Interface dataset entries
::::

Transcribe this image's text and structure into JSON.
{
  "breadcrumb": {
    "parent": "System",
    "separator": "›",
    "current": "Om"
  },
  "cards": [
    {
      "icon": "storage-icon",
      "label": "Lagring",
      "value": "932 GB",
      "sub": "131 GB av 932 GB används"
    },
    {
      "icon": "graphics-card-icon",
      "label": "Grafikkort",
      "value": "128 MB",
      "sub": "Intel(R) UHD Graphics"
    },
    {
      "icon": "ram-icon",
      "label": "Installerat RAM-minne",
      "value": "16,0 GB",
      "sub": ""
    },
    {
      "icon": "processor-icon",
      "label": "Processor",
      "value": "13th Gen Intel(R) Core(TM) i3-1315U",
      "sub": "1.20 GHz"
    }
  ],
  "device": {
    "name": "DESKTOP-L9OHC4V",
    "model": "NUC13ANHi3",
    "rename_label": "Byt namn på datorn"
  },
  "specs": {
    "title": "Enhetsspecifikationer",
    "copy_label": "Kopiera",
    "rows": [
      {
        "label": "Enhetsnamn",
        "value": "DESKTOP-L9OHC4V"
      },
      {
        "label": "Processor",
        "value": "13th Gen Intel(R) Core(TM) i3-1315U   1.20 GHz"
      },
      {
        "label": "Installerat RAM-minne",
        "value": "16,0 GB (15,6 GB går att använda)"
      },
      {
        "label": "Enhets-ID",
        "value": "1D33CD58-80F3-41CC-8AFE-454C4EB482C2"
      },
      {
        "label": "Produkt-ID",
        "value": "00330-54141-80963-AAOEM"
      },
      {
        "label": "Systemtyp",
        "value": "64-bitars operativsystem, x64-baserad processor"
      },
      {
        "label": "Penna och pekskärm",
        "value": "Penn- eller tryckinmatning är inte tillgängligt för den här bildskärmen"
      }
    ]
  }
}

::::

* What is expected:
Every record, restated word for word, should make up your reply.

* Response below:
Transcribe this image's text and structure into JSON.
{
  "breadcrumb": {
    "parent": "System",
    "separator": "›",
    "current": "Om"
  },
  "cards": [
    {
      "icon": "storage-icon",
      "label": "Lagring",
      "value": "932 GB",
      "sub": "131 GB av 932 GB används"
    },
    {
      "icon": "graphics-card-icon",
      "label": "Grafikkort",
      "value": "128 MB",
      "sub": "Intel(R) UHD Graphics"
    },
    {
      "icon": "ram-icon",
      "label": "Installerat RAM-minne",
      "value": "16,0 GB",
      "sub": ""
    },
    {
      "icon": "processor-icon",
      "label": "Processor",
      "value": "13th Gen Intel(R) Core(TM) i3-1315U",
      "sub": "1.20 GHz"
    }
  ],
  "device": {
    "name": "DESKTOP-L9OHC4V",
    "model": "NUC13ANHi3",
    "rename_label": "Byt namn på datorn"
  },
  "specs": {
    "title": "Enhetsspecifikationer",
    "copy_label": "Kopiera",
    "rows": [
      {
        "label": "Enhetsnamn",
        "value": "DESKTOP-L9OHC4V"
      },
      {
        "label": "Processor",
        "value": "13th Gen Intel(R) Core(TM) i3-1315U   1.20 GHz"
      },
      {
        "label": "Installerat RAM-minne",
        "value": "16,0 GB (15,6 GB går att använda)"
      },
      {
        "label": "Enhets-ID",
        "value": "1D33CD58-80F3-41CC-8AFE-454C4EB482C2"
      },
      {
        "label": "Produkt-ID",
        "value": "00330-54141-80963-AAOEM"
      },
      {
        "label": "Systemtyp",
        "value": "64-bitars operativsystem, x64-baserad processor"
      },
      {
        "label": "Penna och pekskärm",
        "value": "Penn- eller tryckinmatning är inte tillgängligt för den här bildskärmen"
      }
    ]
  }
}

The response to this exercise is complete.